 The exhibition design, created by Berlin architects Ester Bruzkus Architekten, consists of eight themed rooms along a central axis. This arrangement recalls the origins of public art exhibitions in historic palaces, while the translucent wall coverings reference contemporary art installations such as those by Robert Irwin or Do Ho Suh.

By playing with the geometry of the space and materials specifically designed for the exhibition, the architecture offers visitors to the BlackBox a new and unique exhibition space and experience.
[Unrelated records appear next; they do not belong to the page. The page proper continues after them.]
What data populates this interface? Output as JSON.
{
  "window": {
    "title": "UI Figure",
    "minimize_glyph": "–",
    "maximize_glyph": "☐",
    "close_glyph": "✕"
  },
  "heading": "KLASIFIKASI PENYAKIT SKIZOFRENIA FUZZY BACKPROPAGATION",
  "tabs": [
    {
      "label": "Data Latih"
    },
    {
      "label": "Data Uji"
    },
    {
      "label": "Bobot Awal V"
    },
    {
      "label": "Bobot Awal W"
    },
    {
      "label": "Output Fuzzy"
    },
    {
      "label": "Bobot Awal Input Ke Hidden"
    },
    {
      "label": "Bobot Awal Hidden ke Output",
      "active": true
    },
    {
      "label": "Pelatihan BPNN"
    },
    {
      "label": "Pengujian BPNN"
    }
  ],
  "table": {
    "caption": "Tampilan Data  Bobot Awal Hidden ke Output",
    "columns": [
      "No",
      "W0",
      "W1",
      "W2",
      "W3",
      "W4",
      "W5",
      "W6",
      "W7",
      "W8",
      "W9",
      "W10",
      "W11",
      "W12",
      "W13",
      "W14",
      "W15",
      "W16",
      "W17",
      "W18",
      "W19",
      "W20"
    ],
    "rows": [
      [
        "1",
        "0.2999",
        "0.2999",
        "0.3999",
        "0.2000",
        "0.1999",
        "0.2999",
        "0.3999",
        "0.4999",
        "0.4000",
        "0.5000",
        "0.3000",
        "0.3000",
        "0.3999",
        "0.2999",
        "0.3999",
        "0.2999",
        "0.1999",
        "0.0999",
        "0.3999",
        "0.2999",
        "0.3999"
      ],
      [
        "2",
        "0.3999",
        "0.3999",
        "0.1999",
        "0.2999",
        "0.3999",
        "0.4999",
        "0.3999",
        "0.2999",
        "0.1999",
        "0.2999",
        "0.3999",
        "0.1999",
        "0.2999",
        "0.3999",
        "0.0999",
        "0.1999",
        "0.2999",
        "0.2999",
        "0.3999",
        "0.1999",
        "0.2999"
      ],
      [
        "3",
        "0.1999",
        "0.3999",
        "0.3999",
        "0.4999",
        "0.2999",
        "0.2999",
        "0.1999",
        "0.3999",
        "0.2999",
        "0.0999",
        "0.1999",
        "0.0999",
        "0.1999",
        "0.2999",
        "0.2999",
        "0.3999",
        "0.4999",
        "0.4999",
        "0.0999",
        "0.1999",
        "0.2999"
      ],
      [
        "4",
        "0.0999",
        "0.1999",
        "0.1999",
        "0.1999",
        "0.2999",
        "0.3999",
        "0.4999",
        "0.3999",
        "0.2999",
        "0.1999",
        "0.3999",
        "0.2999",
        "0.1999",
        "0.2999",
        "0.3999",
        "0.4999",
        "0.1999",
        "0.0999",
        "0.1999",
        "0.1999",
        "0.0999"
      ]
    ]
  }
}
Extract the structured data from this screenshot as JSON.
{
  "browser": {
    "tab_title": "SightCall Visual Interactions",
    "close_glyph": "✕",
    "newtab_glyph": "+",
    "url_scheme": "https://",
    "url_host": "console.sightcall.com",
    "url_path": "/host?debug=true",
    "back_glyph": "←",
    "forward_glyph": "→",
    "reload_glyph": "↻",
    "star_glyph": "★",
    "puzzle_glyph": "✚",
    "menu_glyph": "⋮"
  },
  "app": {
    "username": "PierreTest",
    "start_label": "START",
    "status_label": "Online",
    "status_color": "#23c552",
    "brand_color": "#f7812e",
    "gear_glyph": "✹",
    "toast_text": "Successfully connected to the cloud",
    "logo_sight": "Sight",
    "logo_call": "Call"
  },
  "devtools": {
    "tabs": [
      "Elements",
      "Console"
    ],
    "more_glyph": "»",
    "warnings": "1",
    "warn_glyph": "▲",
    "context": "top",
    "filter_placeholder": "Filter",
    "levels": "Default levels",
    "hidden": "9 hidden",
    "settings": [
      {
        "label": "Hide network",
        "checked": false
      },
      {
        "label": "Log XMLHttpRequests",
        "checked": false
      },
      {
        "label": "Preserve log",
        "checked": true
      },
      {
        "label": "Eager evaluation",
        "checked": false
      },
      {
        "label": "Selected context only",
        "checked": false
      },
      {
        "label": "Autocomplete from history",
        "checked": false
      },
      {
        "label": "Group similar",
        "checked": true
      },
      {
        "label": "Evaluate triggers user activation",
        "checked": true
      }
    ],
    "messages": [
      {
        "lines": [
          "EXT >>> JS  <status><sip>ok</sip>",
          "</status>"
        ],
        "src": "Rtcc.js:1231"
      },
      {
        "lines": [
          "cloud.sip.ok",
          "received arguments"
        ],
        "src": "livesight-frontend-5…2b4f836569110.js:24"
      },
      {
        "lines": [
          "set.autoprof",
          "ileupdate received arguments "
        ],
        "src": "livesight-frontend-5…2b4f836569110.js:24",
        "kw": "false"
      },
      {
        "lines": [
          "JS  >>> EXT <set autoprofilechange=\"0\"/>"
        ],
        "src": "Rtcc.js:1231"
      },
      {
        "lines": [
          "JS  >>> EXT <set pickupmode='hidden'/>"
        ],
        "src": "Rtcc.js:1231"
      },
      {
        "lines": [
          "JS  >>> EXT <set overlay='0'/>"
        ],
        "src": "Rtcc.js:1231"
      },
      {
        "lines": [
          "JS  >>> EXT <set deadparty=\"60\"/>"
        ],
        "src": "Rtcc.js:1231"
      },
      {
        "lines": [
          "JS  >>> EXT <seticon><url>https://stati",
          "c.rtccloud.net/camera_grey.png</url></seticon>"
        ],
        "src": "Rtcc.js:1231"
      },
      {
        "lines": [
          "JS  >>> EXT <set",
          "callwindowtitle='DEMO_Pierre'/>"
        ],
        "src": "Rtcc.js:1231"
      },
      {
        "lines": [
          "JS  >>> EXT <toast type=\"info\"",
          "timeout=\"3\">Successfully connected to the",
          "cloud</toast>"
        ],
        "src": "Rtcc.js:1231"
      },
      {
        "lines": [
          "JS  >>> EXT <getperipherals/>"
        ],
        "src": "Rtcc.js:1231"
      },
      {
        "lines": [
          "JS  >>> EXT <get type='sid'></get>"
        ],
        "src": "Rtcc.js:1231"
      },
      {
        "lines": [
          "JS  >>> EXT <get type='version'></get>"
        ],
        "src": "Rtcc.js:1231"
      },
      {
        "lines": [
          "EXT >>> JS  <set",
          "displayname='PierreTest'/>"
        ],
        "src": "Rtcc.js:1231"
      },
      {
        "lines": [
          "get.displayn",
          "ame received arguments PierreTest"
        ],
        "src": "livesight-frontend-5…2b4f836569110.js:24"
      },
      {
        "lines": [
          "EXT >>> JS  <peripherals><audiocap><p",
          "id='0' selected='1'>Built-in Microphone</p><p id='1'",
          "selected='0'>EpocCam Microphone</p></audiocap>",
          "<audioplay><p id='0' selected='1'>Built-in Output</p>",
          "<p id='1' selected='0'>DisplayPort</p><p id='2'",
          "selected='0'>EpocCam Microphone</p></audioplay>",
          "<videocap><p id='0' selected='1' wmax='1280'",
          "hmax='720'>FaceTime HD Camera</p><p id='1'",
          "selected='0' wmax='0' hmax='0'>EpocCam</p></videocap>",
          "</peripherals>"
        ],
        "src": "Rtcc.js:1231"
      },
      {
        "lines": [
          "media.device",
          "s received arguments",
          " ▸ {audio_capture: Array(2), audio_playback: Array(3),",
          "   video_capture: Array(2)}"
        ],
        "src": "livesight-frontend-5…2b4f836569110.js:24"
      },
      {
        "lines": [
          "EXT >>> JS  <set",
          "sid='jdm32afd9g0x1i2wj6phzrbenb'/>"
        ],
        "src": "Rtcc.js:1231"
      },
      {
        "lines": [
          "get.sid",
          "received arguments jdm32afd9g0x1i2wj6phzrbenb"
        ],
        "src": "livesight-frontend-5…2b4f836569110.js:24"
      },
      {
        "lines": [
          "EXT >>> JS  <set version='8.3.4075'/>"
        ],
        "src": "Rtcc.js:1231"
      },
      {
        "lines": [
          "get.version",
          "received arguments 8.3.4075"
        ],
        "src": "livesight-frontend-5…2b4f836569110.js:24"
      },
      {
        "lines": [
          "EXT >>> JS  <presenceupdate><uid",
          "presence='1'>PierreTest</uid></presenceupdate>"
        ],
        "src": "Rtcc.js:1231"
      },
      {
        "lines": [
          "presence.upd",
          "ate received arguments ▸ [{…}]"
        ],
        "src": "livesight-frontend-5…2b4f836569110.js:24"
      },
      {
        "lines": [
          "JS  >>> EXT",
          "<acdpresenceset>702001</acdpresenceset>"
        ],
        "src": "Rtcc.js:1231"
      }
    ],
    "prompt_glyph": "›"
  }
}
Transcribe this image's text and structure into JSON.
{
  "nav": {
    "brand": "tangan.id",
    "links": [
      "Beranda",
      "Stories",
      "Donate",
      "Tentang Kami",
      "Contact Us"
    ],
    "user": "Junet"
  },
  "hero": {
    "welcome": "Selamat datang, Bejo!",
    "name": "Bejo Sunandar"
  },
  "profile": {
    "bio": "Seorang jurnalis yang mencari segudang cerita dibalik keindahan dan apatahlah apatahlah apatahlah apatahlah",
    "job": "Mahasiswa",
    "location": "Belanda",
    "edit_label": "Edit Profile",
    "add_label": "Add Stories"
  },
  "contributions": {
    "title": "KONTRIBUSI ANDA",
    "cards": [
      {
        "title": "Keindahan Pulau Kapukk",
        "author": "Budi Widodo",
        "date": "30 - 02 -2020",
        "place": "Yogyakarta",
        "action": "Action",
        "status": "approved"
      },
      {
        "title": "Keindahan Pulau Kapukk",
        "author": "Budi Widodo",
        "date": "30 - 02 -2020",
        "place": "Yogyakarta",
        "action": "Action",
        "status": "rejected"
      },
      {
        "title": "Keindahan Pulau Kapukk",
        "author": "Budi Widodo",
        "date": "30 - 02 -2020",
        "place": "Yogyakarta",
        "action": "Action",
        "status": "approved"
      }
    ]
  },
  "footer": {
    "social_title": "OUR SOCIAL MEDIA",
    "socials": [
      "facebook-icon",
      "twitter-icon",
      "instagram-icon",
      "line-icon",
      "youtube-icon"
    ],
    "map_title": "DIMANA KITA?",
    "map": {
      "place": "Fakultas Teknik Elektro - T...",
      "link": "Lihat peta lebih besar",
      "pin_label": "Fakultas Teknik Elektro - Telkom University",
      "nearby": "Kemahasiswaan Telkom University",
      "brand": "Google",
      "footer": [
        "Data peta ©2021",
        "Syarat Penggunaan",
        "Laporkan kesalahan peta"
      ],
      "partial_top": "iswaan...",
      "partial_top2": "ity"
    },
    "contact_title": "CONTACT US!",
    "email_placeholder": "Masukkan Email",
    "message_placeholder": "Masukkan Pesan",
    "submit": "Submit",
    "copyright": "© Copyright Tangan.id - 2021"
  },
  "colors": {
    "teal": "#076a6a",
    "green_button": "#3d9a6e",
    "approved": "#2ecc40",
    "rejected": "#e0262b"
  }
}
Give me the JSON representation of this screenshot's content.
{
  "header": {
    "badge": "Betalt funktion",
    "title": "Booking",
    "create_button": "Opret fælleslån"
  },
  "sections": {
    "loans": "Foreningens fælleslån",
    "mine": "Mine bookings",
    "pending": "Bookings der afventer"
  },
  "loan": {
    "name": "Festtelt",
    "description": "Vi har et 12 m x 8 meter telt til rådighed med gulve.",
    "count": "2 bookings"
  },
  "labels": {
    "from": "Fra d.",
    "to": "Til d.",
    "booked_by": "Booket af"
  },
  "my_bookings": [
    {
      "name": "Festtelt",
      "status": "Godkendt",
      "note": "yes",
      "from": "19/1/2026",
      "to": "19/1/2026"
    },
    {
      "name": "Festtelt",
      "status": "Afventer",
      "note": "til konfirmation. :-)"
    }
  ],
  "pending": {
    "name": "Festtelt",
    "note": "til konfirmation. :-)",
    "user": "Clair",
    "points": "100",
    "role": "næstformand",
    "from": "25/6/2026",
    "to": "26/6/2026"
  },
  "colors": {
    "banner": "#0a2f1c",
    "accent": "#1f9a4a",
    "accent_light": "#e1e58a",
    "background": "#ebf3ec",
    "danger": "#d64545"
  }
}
The exhibition is accompanied by a publication designed to resemble the former household item known as the telephone directory or “phone book” for short. Six writers have been invited to give us their expert take on the smartphone from the perspective of their respective fields. The book also includes a foreword by Dr Eva-Maria Fahrner-Tutsek and essays by Dr Jörg Garbrecht, and the exhibition designers Ester Bruzkus and Peter Greenberg.

With works by:

Tornike Abuladze

James Akers

Ai Weiwei

Kate Baker

Aram Bartholl

Tillie Burden

Edward Burtynsky

Yvon Chabrowski

Julia Chamberlain

Rachel Daeng Ngalle

Erwin Eisch

Ariane Forkel

Shige Fujishiro

Valentin Goppel

David Horvitz

Artem Humilevskyi

Gudrun Kemsa

Zsuzsanna Kóródi

Brigitte Kowanz

George McLeod

Sergey Melnitchenko

Jonas Noël Niedermann

Julian Opie

Cornelia Parker

Katie Paterson mit Zeller & Moye

Julija Pociūtė

Rebecca Ruchti

Karin Sander

Jeffrey Sarmiento

Alejandra Seeber

JanHein van Stiphout

Jolita Vaitkute

Sascha Weidner

John Yuyi

Jeff Zimmer